In Community by Elizabeth Stephenson

November is National Native American Heritage Month! To commemorate this month, New Direction Family Law would like to recognize this state’s significant Native American populations, its Tribes, and its organizations. In fact, did you know that North Carolina has the country’s largest Native American population east of the Mississippi river? According to the 2000 U.S. Census, 99,551 Native Americans reported living in the state. State Recognized Native American Tribes North Carolina recognizes a total of 8 Native American tribes and 4 organizations. The state-recognized tribes include: Coharie Indian Tribe. 910-564-6909 Eastern Band of Cherokee Indians. 828-497-2771 Haliwa-Saponi Indian Tribe. 252-586-4017 Lumbee Tribe of North Carolina. 910-521-7861 Meherrin Indian Nation–People of the Water. 252-209-0934 Occaneechi Band of the Saponi Nation. 336-421-1317 Waccamaw Siouan – People of the Fallen Star. 910-655-8778 Of …

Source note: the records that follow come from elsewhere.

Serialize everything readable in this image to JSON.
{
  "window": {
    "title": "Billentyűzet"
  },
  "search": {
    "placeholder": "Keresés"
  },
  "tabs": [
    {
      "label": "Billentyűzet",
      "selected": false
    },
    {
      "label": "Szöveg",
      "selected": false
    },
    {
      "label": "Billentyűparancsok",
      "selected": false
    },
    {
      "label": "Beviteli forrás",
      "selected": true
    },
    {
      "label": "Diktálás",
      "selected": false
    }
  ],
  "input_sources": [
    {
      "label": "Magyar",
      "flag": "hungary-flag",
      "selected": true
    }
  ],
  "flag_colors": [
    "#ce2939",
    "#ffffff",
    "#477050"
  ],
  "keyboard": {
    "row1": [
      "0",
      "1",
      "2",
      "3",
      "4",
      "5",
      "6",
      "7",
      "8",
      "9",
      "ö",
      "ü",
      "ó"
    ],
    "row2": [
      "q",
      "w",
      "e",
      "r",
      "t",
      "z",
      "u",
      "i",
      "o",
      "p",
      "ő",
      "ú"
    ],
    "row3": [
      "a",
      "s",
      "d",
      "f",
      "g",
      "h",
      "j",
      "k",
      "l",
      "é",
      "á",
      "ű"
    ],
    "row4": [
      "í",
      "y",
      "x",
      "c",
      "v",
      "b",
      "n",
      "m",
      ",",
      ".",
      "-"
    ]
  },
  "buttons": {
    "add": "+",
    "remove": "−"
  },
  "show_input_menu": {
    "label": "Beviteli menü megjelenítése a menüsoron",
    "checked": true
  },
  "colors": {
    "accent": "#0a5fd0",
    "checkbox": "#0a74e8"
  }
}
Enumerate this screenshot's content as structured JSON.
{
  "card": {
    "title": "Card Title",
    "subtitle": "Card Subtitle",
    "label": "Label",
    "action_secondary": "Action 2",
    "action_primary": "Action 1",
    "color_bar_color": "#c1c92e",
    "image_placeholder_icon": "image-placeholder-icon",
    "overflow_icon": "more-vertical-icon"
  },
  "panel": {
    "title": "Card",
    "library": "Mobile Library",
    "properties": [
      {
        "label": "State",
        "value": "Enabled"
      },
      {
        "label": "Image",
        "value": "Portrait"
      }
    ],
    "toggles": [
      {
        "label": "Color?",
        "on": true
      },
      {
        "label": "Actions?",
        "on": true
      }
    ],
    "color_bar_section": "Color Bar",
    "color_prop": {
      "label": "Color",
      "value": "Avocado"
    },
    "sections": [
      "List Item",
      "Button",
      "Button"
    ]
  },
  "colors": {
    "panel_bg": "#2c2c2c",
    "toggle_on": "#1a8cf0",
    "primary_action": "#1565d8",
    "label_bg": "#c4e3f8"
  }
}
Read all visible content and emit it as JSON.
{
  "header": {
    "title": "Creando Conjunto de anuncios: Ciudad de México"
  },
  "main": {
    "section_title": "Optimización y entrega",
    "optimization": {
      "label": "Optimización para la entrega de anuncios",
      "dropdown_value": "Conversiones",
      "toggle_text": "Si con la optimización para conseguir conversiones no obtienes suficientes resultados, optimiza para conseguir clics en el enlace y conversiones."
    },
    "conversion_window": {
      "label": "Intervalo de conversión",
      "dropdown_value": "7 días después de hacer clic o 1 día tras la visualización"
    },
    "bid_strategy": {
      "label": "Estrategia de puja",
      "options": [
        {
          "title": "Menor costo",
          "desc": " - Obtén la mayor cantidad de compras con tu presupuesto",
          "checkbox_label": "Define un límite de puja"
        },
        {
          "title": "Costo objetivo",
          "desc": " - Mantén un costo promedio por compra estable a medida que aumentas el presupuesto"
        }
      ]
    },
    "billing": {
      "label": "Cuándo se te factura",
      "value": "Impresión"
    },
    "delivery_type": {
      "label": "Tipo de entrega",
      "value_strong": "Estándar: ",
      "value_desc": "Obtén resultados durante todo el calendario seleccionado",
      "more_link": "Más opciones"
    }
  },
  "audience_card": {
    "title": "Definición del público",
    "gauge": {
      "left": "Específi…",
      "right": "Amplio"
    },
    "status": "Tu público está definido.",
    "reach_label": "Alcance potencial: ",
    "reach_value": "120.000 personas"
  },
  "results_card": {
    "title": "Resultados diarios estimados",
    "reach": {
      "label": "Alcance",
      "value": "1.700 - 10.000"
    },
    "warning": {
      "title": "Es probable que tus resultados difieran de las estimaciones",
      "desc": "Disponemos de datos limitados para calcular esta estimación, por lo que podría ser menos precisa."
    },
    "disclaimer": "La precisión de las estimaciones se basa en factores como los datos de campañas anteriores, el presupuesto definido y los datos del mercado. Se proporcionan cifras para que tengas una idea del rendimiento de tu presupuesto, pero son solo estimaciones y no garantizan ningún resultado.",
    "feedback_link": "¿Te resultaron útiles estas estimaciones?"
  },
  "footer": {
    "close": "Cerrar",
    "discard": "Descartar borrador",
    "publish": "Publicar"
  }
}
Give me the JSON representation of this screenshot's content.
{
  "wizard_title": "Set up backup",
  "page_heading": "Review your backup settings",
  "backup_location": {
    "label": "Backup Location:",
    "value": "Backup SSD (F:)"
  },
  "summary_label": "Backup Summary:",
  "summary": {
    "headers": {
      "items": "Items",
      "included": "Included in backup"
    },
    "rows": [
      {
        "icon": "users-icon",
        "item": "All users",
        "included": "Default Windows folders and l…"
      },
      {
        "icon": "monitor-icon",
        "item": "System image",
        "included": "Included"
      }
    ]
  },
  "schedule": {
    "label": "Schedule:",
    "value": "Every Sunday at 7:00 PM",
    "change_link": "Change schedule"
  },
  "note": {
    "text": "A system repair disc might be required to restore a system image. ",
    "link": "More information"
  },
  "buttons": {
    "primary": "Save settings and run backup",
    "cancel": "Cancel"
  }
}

World AIDS Day

In Health by Sarah Hink

December 1 is World AIDS Day. Since 1988, this day has served as a global opportunity to bring awareness and attention to the ongoing fight against AIDS, to remember those who have died, and to support people living with AIDS. New Direction Family Law would like to acknowledge this day, urge you to wear a red ribbon, and to encourage you to learn more about AIDS and the fight against AIDS. What is HIV/AIDS? Human Immunodeficiency Virus (or HIV) is a virus that attacks and compromises a person’s immune system, which leaves the person more susceptible to infections and diseases, since the person’s body struggles to defend itself. If caught early enough, there are treatments available that can allow people living with HIV to lead a full, healthy life. Experts …